Directions: Omit the images. Reproduce each line of the records exactly as it appears.

Supplied information:
-.-.-
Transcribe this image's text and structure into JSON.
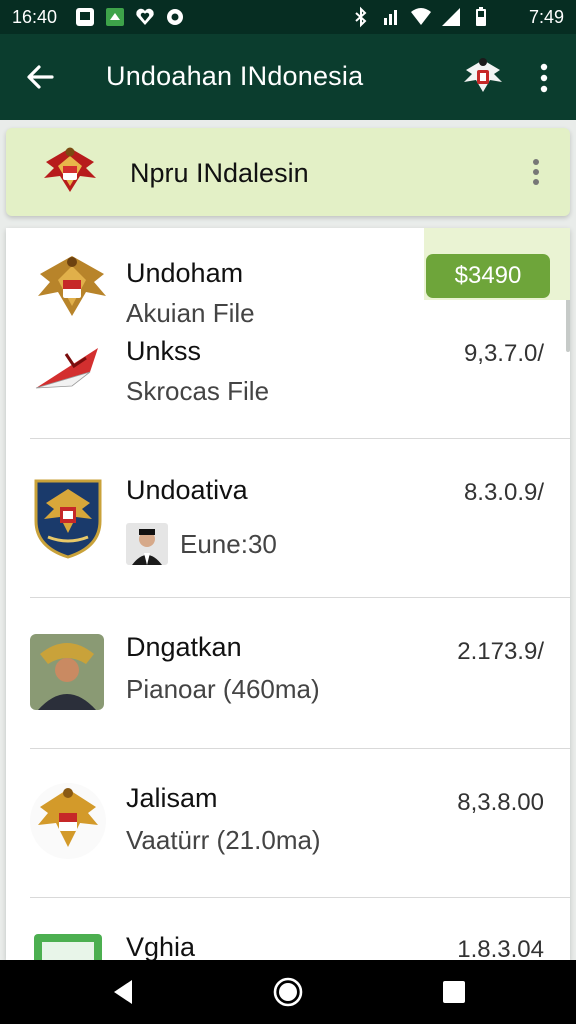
{
  "status_bar": {
    "time_left": "16:40",
    "time_right": "7:49",
    "icons_left": [
      "image-icon",
      "app-notification-icon",
      "heart-icon",
      "app-icon"
    ],
    "icons_right": [
      "bluetooth-icon",
      "signal-icon",
      "wifi-icon",
      "cell-signal-icon",
      "battery-icon"
    ]
  },
  "app_bar": {
    "title": "Undoahan INdonesia",
    "back_icon": "arrow-left-icon",
    "emblem_icon": "garuda-emblem-icon",
    "menu_icon": "more-vertical-icon"
  },
  "banner": {
    "title": "Npru INdalesin",
    "emblem_icon": "garuda-emblem-icon",
    "menu_icon": "more-vertical-icon"
  },
  "list": {
    "items": [
      {
        "name": "Undoham",
        "sub": "Akuian File",
        "badge": "$3490",
        "icon": "garuda-emblem-icon"
      },
      {
        "name": "Unkss",
        "sub": "Skrocas File",
        "value": "9,3.7.0/",
        "icon": "red-flag-icon"
      },
      {
        "name": "Undoativa",
        "sub": "Eune:30",
        "value": "8.3.0.9/",
        "icon": "coat-of-arms-icon",
        "sub_icon": "person-avatar-icon"
      },
      {
        "name": "Dngatkan",
        "sub": "Pianoar (460ma)",
        "value": "2.173.9/",
        "icon": "portrait-icon"
      },
      {
        "name": "Jalisam",
        "sub": "Vaatürr (21.0ma)",
        "value": "8,3.8.00",
        "icon": "garuda-emblem-icon"
      },
      {
        "name": "Vghia",
        "value": "1.8.3.04",
        "icon": "green-app-icon"
      }
    ]
  },
  "nav_bar": {
    "back_icon": "nav-back-icon",
    "home_icon": "nav-home-icon",
    "recents_icon": "nav-recents-icon"
  },
  "colors": {
    "status_bar": "#062d22",
    "app_bar": "#0b3d2e",
    "banner": "#e3f0c6",
    "badge": "#6ea53a"
  }
}
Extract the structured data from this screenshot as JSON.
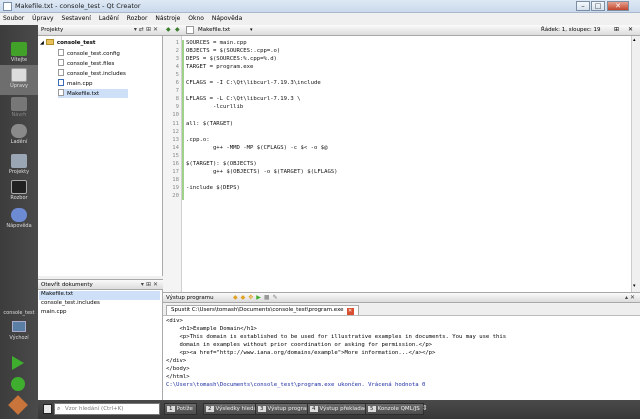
{
  "window": {
    "title": "Makefile.txt - console_test - Qt Creator"
  },
  "menu": [
    "Soubor",
    "Úpravy",
    "Sestavení",
    "Ladění",
    "Rozbor",
    "Nástroje",
    "Okno",
    "Nápověda"
  ],
  "modes": [
    {
      "label": "Vítejte",
      "state": "normal"
    },
    {
      "label": "Úpravy",
      "state": "active"
    },
    {
      "label": "Návrh",
      "state": "disabled"
    },
    {
      "label": "Ladění",
      "state": "normal"
    },
    {
      "label": "Projekty",
      "state": "normal"
    },
    {
      "label": "Rozbor",
      "state": "normal"
    },
    {
      "label": "Nápověda",
      "state": "normal"
    }
  ],
  "target": {
    "project": "console_test",
    "config": "Výchozí"
  },
  "projects_panel": {
    "title": "Projekty",
    "root": "console_test",
    "files": [
      "console_test.config",
      "console_test.files",
      "console_test.includes",
      "main.cpp",
      "Makefile.txt"
    ],
    "selected": "Makefile.txt"
  },
  "open_documents": {
    "title": "Otevřít dokumenty",
    "items": [
      "Makefile.txt",
      "console_test.includes",
      "main.cpp"
    ],
    "selected": "Makefile.txt"
  },
  "editor": {
    "filename": "Makefile.txt",
    "position": "Řádek: 1, sloupec: 19",
    "lines": [
      "SOURCES = main.cpp",
      "OBJECTS = $(SOURCES:.cpp=.o)",
      "DEPS = $(SOURCES:%.cpp=%.d)",
      "TARGET = program.exe",
      "",
      "CFLAGS = -I C:\\Qt\\libcurl-7.19.3\\include",
      "",
      "LFLAGS = -L C:\\Qt\\libcurl-7.19.3 \\",
      "        -lcurllib",
      "",
      "all: $(TARGET)",
      "",
      ".cpp.o:",
      "        g++ -MMD -MP $(CFLAGS) -c $< -o $@",
      "",
      "$(TARGET): $(OBJECTS)",
      "        g++ $(OBJECTS) -o $(TARGET) $(LFLAGS)",
      "",
      "-include $(DEPS)",
      ""
    ]
  },
  "output": {
    "title": "Výstup programu",
    "run_tab": "Spustit C:\\Users\\tomash\\Documents\\console_test\\program.exe",
    "lines": [
      "<div>",
      "    <h1>Example Domain</h1>",
      "    <p>This domain is established to be used for illustrative examples in documents. You may use this",
      "    domain in examples without prior coordination or asking for permission.</p>",
      "    <p><a href=\"http://www.iana.org/domains/example\">More information...</a></p>",
      "</div>",
      "</body>",
      "</html>"
    ],
    "exit_message": "C:\\Users\\tomash\\Documents\\console_test\\program.exe ukončen. Vrácená hodnota 0"
  },
  "statusbar": {
    "search_placeholder": "Vzor hledání (Ctrl+K)",
    "tabs": [
      {
        "num": "1",
        "label": "Potíže"
      },
      {
        "num": "2",
        "label": "Výsledky hledání"
      },
      {
        "num": "3",
        "label": "Výstup programu"
      },
      {
        "num": "4",
        "label": "Výstup překladače"
      },
      {
        "num": "5",
        "label": "Konzole QML/JS"
      }
    ]
  },
  "colors": {
    "modebar": "#3c3c3c",
    "accent_selected": "#cde0f7",
    "run_green": "#3fae2f",
    "exit_text": "#1c2ca4"
  }
}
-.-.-
Solved exercise:
Transcribe this image's text and structure into JSON.
{
  "status_bar": {
    "time_left": "16:40",
    "time_right": "7:49",
    "icons_left": [
      "image-icon",
      "app-notification-icon",
      "heart-icon",
      "app-icon"
    ],
    "icons_right": [
      "bluetooth-icon",
      "signal-icon",
      "wifi-icon",
      "cell-signal-icon",
      "battery-icon"
    ]
  },
  "app_bar": {
    "title": "Undoahan INdonesia",
    "back_icon": "arrow-left-icon",
    "emblem_icon": "garuda-emblem-icon",
    "menu_icon": "more-vertical-icon"
  },
  "banner": {
    "title": "Npru INdalesin",
    "emblem_icon": "garuda-emblem-icon",
    "menu_icon": "more-vertical-icon"
  },
  "list": {
    "items": [
      {
        "name": "Undoham",
        "sub": "Akuian File",
        "badge": "$3490",
        "icon": "garuda-emblem-icon"
      },
      {
        "name": "Unkss",
        "sub": "Skrocas File",
        "value": "9,3.7.0/",
        "icon": "red-flag-icon"
      },
      {
        "name": "Undoativa",
        "sub": "Eune:30",
        "value": "8.3.0.9/",
        "icon": "coat-of-arms-icon",
        "sub_icon": "person-avatar-icon"
      },
      {
        "name": "Dngatkan",
        "sub": "Pianoar (460ma)",
        "value": "2.173.9/",
        "icon": "portrait-icon"
      },
      {
        "name": "Jalisam",
        "sub": "Vaatürr (21.0ma)",
        "value": "8,3.8.00",
        "icon": "garuda-emblem-icon"
      },
      {
        "name": "Vghia",
        "value": "1.8.3.04",
        "icon": "green-app-icon"
      }
    ]
  },
  "nav_bar": {
    "back_icon": "nav-back-icon",
    "home_icon": "nav-home-icon",
    "recents_icon": "nav-recents-icon"
  },
  "colors": {
    "status_bar": "#062d22",
    "app_bar": "#0b3d2e",
    "banner": "#e3f0c6",
    "badge": "#6ea53a"
  }
}
Extract the structured data from this screenshot as JSON.
{
  "window": {
    "title": "Makefile.txt - console_test - Qt Creator"
  },
  "menu": [
    "Soubor",
    "Úpravy",
    "Sestavení",
    "Ladění",
    "Rozbor",
    "Nástroje",
    "Okno",
    "Nápověda"
  ],
  "modes": [
    {
      "label": "Vítejte",
      "state": "normal"
    },
    {
      "label": "Úpravy",
      "state": "active"
    },
    {
      "label": "Návrh",
      "state": "disabled"
    },
    {
      "label": "Ladění",
      "state": "normal"
    },
    {
      "label": "Projekty",
      "state": "normal"
    },
    {
      "label": "Rozbor",
      "state": "normal"
    },
    {
      "label": "Nápověda",
      "state": "normal"
    }
  ],
  "target": {
    "project": "console_test",
    "config": "Výchozí"
  },
  "projects_panel": {
    "title": "Projekty",
    "root": "console_test",
    "files": [
      "console_test.config",
      "console_test.files",
      "console_test.includes",
      "main.cpp",
      "Makefile.txt"
    ],
    "selected": "Makefile.txt"
  },
  "open_documents": {
    "title": "Otevřít dokumenty",
    "items": [
      "Makefile.txt",
      "console_test.includes",
      "main.cpp"
    ],
    "selected": "Makefile.txt"
  },
  "editor": {
    "filename": "Makefile.txt",
    "position": "Řádek: 1, sloupec: 19",
    "lines": [
      "SOURCES = main.cpp",
      "OBJECTS = $(SOURCES:.cpp=.o)",
      "DEPS = $(SOURCES:%.cpp=%.d)",
      "TARGET = program.exe",
      "",
      "CFLAGS = -I C:\\Qt\\libcurl-7.19.3\\include",
      "",
      "LFLAGS = -L C:\\Qt\\libcurl-7.19.3 \\",
      "        -lcurllib",
      "",
      "all: $(TARGET)",
      "",
      ".cpp.o:",
      "        g++ -MMD -MP $(CFLAGS) -c $< -o $@",
      "",
      "$(TARGET): $(OBJECTS)",
      "        g++ $(OBJECTS) -o $(TARGET) $(LFLAGS)",
      "",
      "-include $(DEPS)",
      ""
    ]
  },
  "output": {
    "title": "Výstup programu",
    "run_tab": "Spustit C:\\Users\\tomash\\Documents\\console_test\\program.exe",
    "lines": [
      "<div>",
      "    <h1>Example Domain</h1>",
      "    <p>This domain is established to be used for illustrative examples in documents. You may use this",
      "    domain in examples without prior coordination or asking for permission.</p>",
      "    <p><a href=\"http://www.iana.org/domains/example\">More information...</a></p>",
      "</div>",
      "</body>",
      "</html>"
    ],
    "exit_message": "C:\\Users\\tomash\\Documents\\console_test\\program.exe ukončen. Vrácená hodnota 0"
  },
  "statusbar": {
    "search_placeholder": "Vzor hledání (Ctrl+K)",
    "tabs": [
      {
        "num": "1",
        "label": "Potíže"
      },
      {
        "num": "2",
        "label": "Výsledky hledání"
      },
      {
        "num": "3",
        "label": "Výstup programu"
      },
      {
        "num": "4",
        "label": "Výstup překladače"
      },
      {
        "num": "5",
        "label": "Konzole QML/JS"
      }
    ]
  },
  "colors": {
    "modebar": "#3c3c3c",
    "accent_selected": "#cde0f7",
    "run_green": "#3fae2f",
    "exit_text": "#1c2ca4"
  }
}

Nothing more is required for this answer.